3D model (JSmol)
EC Number
  • 235-163-9
  • InChI=1S/C5H5.4CO.V/c1-2-4-5-3-1;4*1-2;/h1-5H;;;;;
  • [C-]#[O+].[C-]#[O+].[C-]#[O+].[C-]#[O+].C1=C[CH]C=C1.[V]
Appearance orange solid
Density 1.56 g/cm3
Boiling point sublimes
GHS labelling:
GHS06: ToxicGHS07: Exclamation mark
H301, H311, H315, H319, H330, H335
P260, P261, P264, P270, P271, P280, P284, P301+P310, P302+P352, P304+P340, P305+P351+P338, P310, P312, P320, P321, P322, P330, P332+P313, P337+P313, P361, P362, P363, P403+P233, P405, P501
Except where otherwise noted, data are given for materials in their standard state (at 25 °C [77 °F], 100 kPa).

Cyclopentadienylvanadium tetracarbonyl is the organovanadium compound with the formula (C5H5)V(CO)4. An orange, diamagnetic solid, it is the principal cyclopentadienyl carbonyl of vanadium. It can be prepared by heating a solution of vanadocene under high pressure of carbon monoxide. As confirmed by X-ray crystallography, the coordination sphere of vanadium consists of η5-cyclopentadienyl and four carbonyl ligands. The molecule is a four-legged piano stool complex.[1] The compound is soluble in common organic solvents.[2] The compound has no commercial applications.

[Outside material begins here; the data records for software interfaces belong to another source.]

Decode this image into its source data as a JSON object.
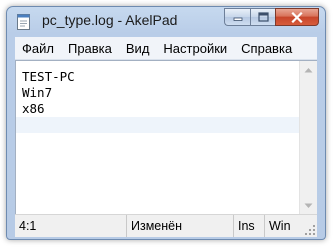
{
  "window": {
    "title": "pc_type.log - AkelPad"
  },
  "menu": {
    "items": [
      {
        "label": "Файл"
      },
      {
        "label": "Правка"
      },
      {
        "label": "Вид"
      },
      {
        "label": "Настройки"
      },
      {
        "label": "Справка"
      }
    ]
  },
  "editor": {
    "lines": [
      "TEST-PC",
      "Win7",
      "x86",
      ""
    ]
  },
  "statusbar": {
    "position": "4:1",
    "modified": "Изменён",
    "insert_mode": "Ins",
    "newline": "Win"
  },
  "icons": {
    "app": "notepad-icon",
    "minimize": "minimize-icon",
    "maximize": "maximize-icon",
    "close": "close-icon",
    "scroll_up": "arrow-up-icon",
    "scroll_down": "arrow-down-icon",
    "grip": "resize-grip-icon"
  },
  "colors": {
    "titlebar": "#b9cde8",
    "close_button": "#c7452a",
    "current_line": "#eef4fb"
  }
}
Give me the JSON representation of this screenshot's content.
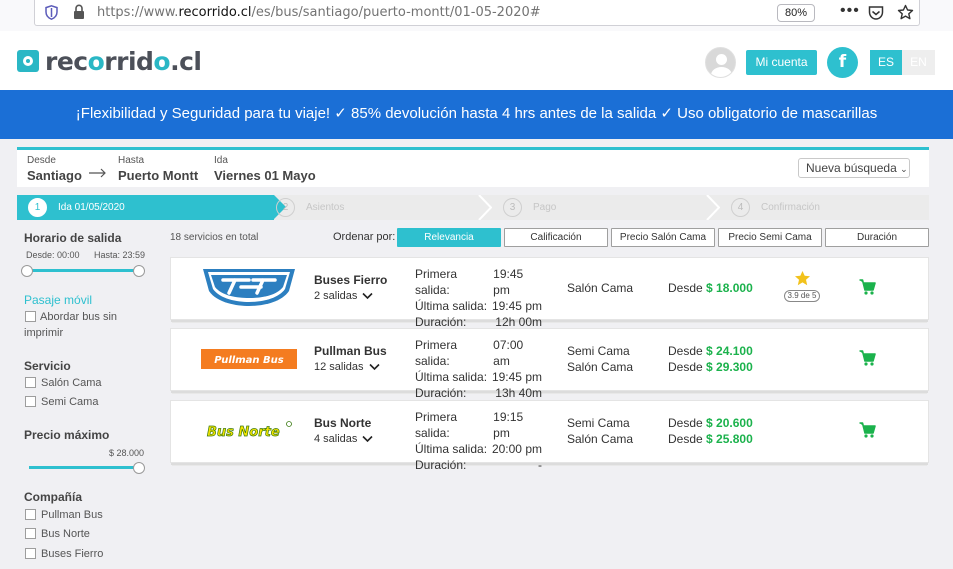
{
  "browser": {
    "url_prefix": "https://www.",
    "url_host": "recorrido.cl",
    "url_path": "/es/bus/santiago/puerto-montt/01-05-2020#",
    "zoom": "80%",
    "menu_dots": "•••"
  },
  "header": {
    "logo_pre": "rec",
    "logo_o": "o",
    "logo_post": "rrid",
    "logo_o2": "o",
    "logo_tld": ".cl",
    "account_label": "Mi cuenta",
    "facebook_label": "f",
    "lang_es": "ES",
    "lang_en": "EN"
  },
  "banner": {
    "text": "¡Flexibilidad y Seguridad para tu viaje! ✓ 85% devolución hasta 4 hrs antes de la salida ✓ Uso obligatorio de mascarillas"
  },
  "summary": {
    "from_label": "Desde",
    "from_value": "Santiago",
    "to_label": "Hasta",
    "to_value": "Puerto Montt",
    "date_label": "Ida",
    "date_value": "Viernes 01 Mayo",
    "new_search": "Nueva búsqueda"
  },
  "steps": [
    {
      "num": "1",
      "label": "Ida 01/05/2020"
    },
    {
      "num": "2",
      "label": "Asientos"
    },
    {
      "num": "3",
      "label": "Pago"
    },
    {
      "num": "4",
      "label": "Confirmación"
    }
  ],
  "filters": {
    "departure_title": "Horario de salida",
    "departure_from": "Desde: 00:00",
    "departure_to": "Hasta: 23:59",
    "pasaje_movil": "Pasaje móvil",
    "board_without_print": "Abordar bus sin imprimir",
    "service_title": "Servicio",
    "services": [
      "Salón Cama",
      "Semi Cama"
    ],
    "max_price_title": "Precio máximo",
    "max_price_value": "$ 28.000",
    "max_price_fraction": 1.0,
    "company_title": "Compañía",
    "companies": [
      "Pullman Bus",
      "Bus Norte",
      "Buses Fierro"
    ]
  },
  "sort": {
    "count": "18 servicios en total",
    "label": "Ordenar por:",
    "options": [
      "Relevancia",
      "Calificación",
      "Precio Salón Cama",
      "Precio Semi Cama",
      "Duración"
    ],
    "active": "Relevancia"
  },
  "results": [
    {
      "company": "Buses Fierro",
      "exits": "2 salidas",
      "first_label": "Primera salida:",
      "first": "19:45 pm",
      "last_label": "Última salida:",
      "last": "19:45 pm",
      "duration_label": "Duración:",
      "duration": "12h 00m",
      "seats": [
        "Salón Cama"
      ],
      "price_prefix": "Desde ",
      "prices": [
        "$ 18.000"
      ],
      "rating": "3.9 de 5"
    },
    {
      "company": "Pullman Bus",
      "logo_text": "Pullman Bus",
      "exits": "12 salidas",
      "first_label": "Primera salida:",
      "first": "07:00 am",
      "last_label": "Última salida:",
      "last": "19:45 pm",
      "duration_label": "Duración:",
      "duration": "13h 40m",
      "seats": [
        "Semi Cama",
        "Salón Cama"
      ],
      "price_prefix": "Desde ",
      "prices": [
        "$ 24.100",
        "$ 29.300"
      ]
    },
    {
      "company": "Bus Norte",
      "logo_text": "Bus Norte",
      "exits": "4 salidas",
      "first_label": "Primera salida:",
      "first": "19:15 pm",
      "last_label": "Última salida:",
      "last": "20:00 pm",
      "duration_label": "Duración:",
      "duration": "-",
      "seats": [
        "Semi Cama",
        "Salón Cama"
      ],
      "price_prefix": "Desde ",
      "prices": [
        "$ 20.600",
        "$ 25.800"
      ]
    }
  ],
  "colors": {
    "accent": "#2ec0cf",
    "banner": "#1b6fd6",
    "price": "#1bb24c",
    "pullman_orange": "#f47c20",
    "bus_norte_yellow": "#f5e400",
    "fierro_blue": "#2c7fc0"
  },
  "icons": [
    "shield-icon",
    "lock-icon",
    "pocket-icon",
    "star-icon",
    "avatar-icon",
    "facebook-icon",
    "cart-icon",
    "chevron-down-icon",
    "arrow-right-icon"
  ]
}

Reduction with sodium amalgam gives the dianion of the tricarbonyl:

CpV(CO)4 + 2 Na → Na2CpV(CO)3 + CO

Protonation of this salt gives Cp2V2(CO)5.[3]

Heating a mixture of cycloheptatriene and cyclopentadienylvanadium tetracarbonyl gives (cycloheptatrienyl)(cyclopentadienyl)vanadium ("trovacene").[4]


  1. ^ Wilford, J.B.; Whitla, A.; Powell, H.M. (1967). "The Crystal and Molecular Structure of π-Cyclopentadienylvanadium Tetracarbonyl". Journal of Organometallic Chemistry. 8 (3): 495–502. doi:10.1016/S0022-328X(00)83671-2.
  2. ^ King, R.B.; Stone, F.G.A (1963). Cyclopentadienyl Metal Carbonyls and Some Derivatives. Inorg. Synth. Vol. 7. pp. 99–115. doi:10.1002/9780470132388.ch31. ISBN 9780470132388.
  3. ^ Fischer, Ernst Otto; Schneider, Robert J. J. (1970). "Über Aromatenkomplexe von Metallen, CXIV. Darstellung und Reaktionen von Dicyclopentadienyl‐divanadin‐pentacarbonyl, (C 5 H 5 ) 2 V 2 (CO) 5". Chemische Berichte. 103 (11): 3684–3695. doi:10.1002/cber.19701031133.
  4. ^ King, R. B.; Stone, F. G. A. (1959). "π-Cylopentadienyl-π-Cycloheptatrienyl Vanadium". Journal of the American Chemical Society. 81 (19): 5263–5264. doi:10.1021/ja01528a063.